We walked to school at Norris for Kindergarten, first, second and third grades. It was only 3 blocks from our house.  As we got older we biked to Woodbury for 4th, 5th and 6th as long as the weather was good. Jamie, Cindy, Sally, Lindsay, and some other girls. I had a little wire basket attached to the handlebars of my Schwinn that I put my metal lunch box in. The Schwinn had great big fat tires. It must have been hard to pedal with its one gear and brakes that you engaged by pushing back on the pedal. The lunch box looked like a little house and my mom would put a hot dog in the thermos so I could have a hot sandwich with my soup at lunch time. This really embarrassed me for some reason. I really wanted shoe string potato chips that came in a can but I never got them.

When it rained we’d pile in our family cars one forward one backward so as to pack more kids in and then our mothers would car pool. There were no seat belts at that time and we always made it to school anyway. I don’t remember much about the moms except the backs of their heads. There was Dorothy Lund and, of course, my mom and Sally’s mom. Sally’s mom sometimes harped at us girls not to bite our fingernails. We’d hold on to the back of the seat and she could see if we were paying attention or not.

When we got old enough to go to Anson Junior High we could ride the bus. They let the bus company dedicate some of their buses to take the kids right to school. I had to walk to the corner bus stop and my mom was always late getting breakfast so she’d demand that I take a scrambled egg sandwich with me. I’d grouse and complain. “Mom! I’m going to be late for the bus!” She’d win and I would sullenly take the sandwich promising to eat it as I ran to the bus but I never did. As soon as I got out of sight of the house I’d throw it down the storm drain. Sometimes my friend Marjorie and I would walk all the way to Anson. Sometimes we’d walk in very cold weather. Our knees would be nearly frozen when we got there. We wore knee socks so our knees were bare. They were beet red when we got to school.

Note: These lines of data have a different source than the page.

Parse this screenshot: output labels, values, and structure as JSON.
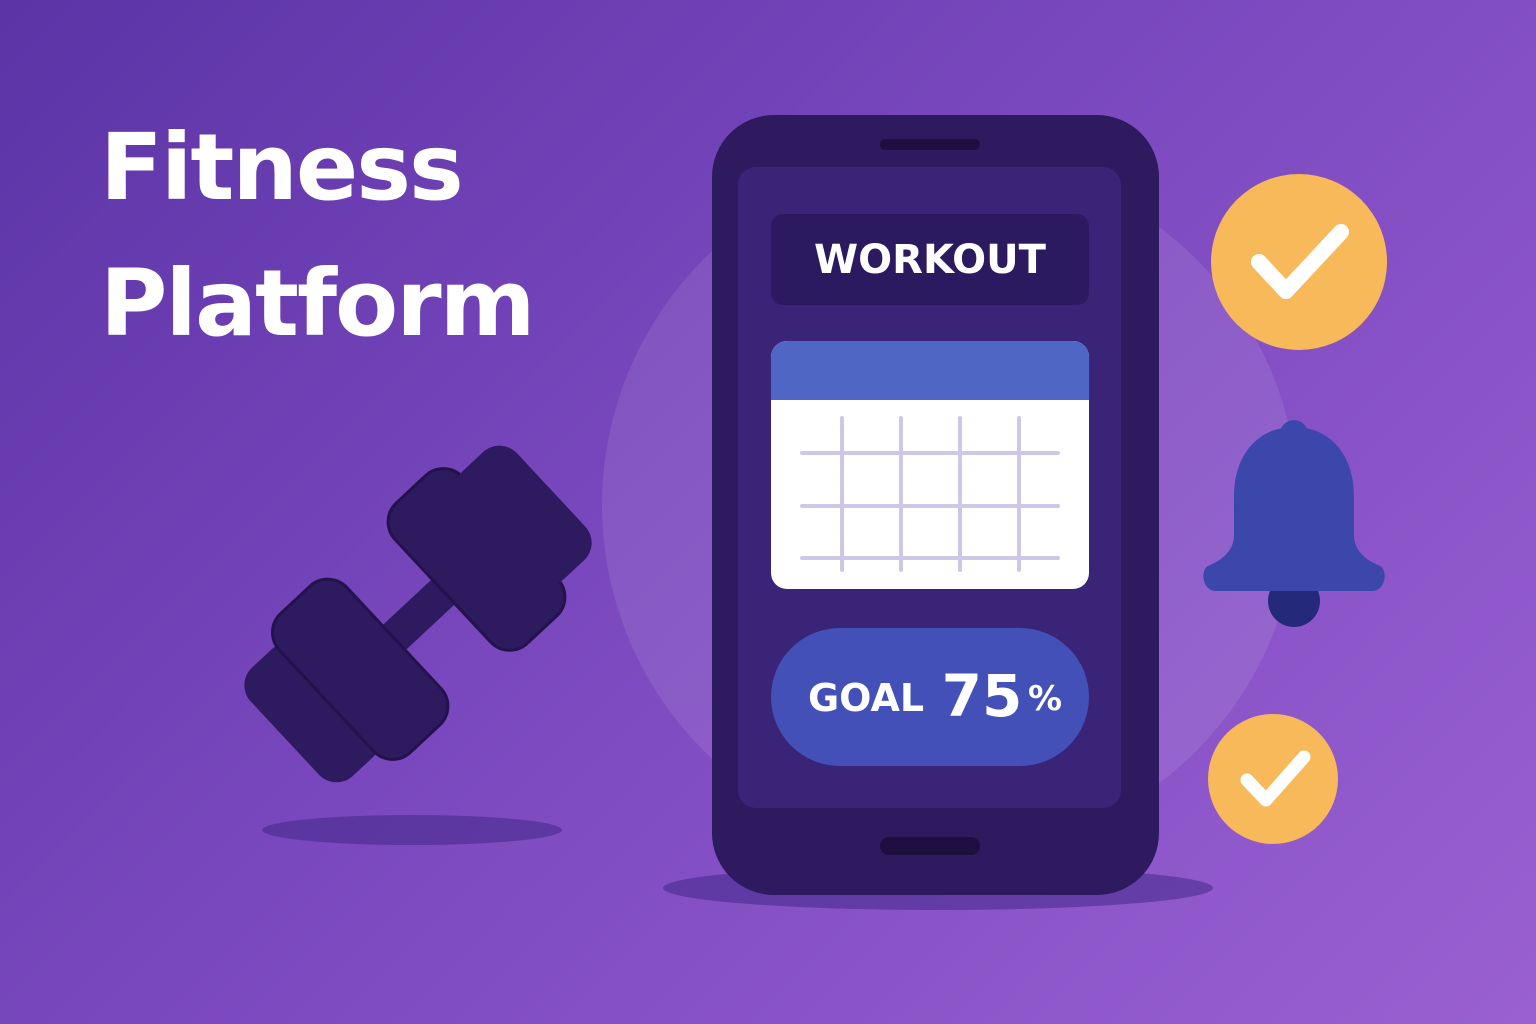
{
  "hero": {
    "title_line1": "Fitness",
    "title_line2": "Platform"
  },
  "phone": {
    "header_label": "WORKOUT",
    "goal_label": "GOAL",
    "goal_value": "75",
    "goal_unit": "%"
  },
  "icons": {
    "dumbbell": "dumbbell-icon",
    "calendar": "calendar-icon",
    "check_large": "check-circle-icon",
    "bell": "bell-icon",
    "check_small": "check-circle-icon"
  },
  "colors": {
    "background_start": "#5b34a6",
    "background_end": "#9a60d2",
    "phone_body": "#2e1a5f",
    "phone_screen": "#3a2478",
    "goal_pill": "#4350b8",
    "calendar_header": "#5066c4",
    "check_badge": "#f8b95a",
    "bell": "#3c47ac",
    "text": "#ffffff"
  }
}
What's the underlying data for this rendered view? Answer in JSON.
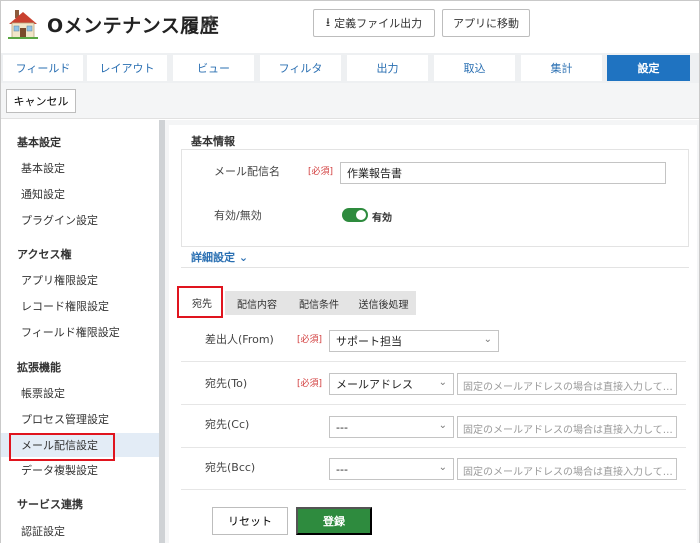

On the weekends we’d kind of turn into Huckleberry Finns and go walking around just to see what we could see or what trouble we could find. Walking up Elder Drive we would be out in the country in one block and there was the grain elevator and the railroad tracks and a dirt road that was called Beer Can Road for, guess what?, all the beer cans people threw out the windows into the ditches. We went just as far as we felt safe  and then we’d walk back again. Once we walked all the way to Sutherland Station power plant. Sutherland Station was a great big giant brick building that seemed like the castle in the Wizard of Oz.

All the corn fields were stubble and the weeds in the ditches were dried and dead. If we found a dried up milk weed pod we’d take it. Such amazing nature! Everything was losing color. Color only came back if it rained and then it was a monochromatic pallet of browns, red browns and ochre. Winter was coming and when that happened the sky would be the same grey as the ground and the only color came from the rare pine tree here and there.



Portraiture 101


I have always been good at drawing people. I started in high school drawing portraits of people’s children. But I wasn’t VERY good. I was just adequate. In art school I needed to refine my technique. I listened to my TA’s when they said don’t draw a “face”. Draw a “head”. Which means observe the volume of a head and all its parts: eyes, nose, cheeks, mouth, forehead and try to convey the volume and shape of those parts and do it on the 2 dimensional surface of the paper. Get down in the dust of the graphite, charcoal and pastel and don’t be afraid to mull it around to achieve your goal. A face can seem complicated but it’s not really when you look closely and see what it’s really made up of. Cubes, spheres, pyramids, and cones. These are shapes we can all draw with a degree of confidence. When you put them together and add technique a portrait turns out to be something that is within the power of anybody who chooses to create. Then you add practice and the next thing you know you’ve got something quite nice.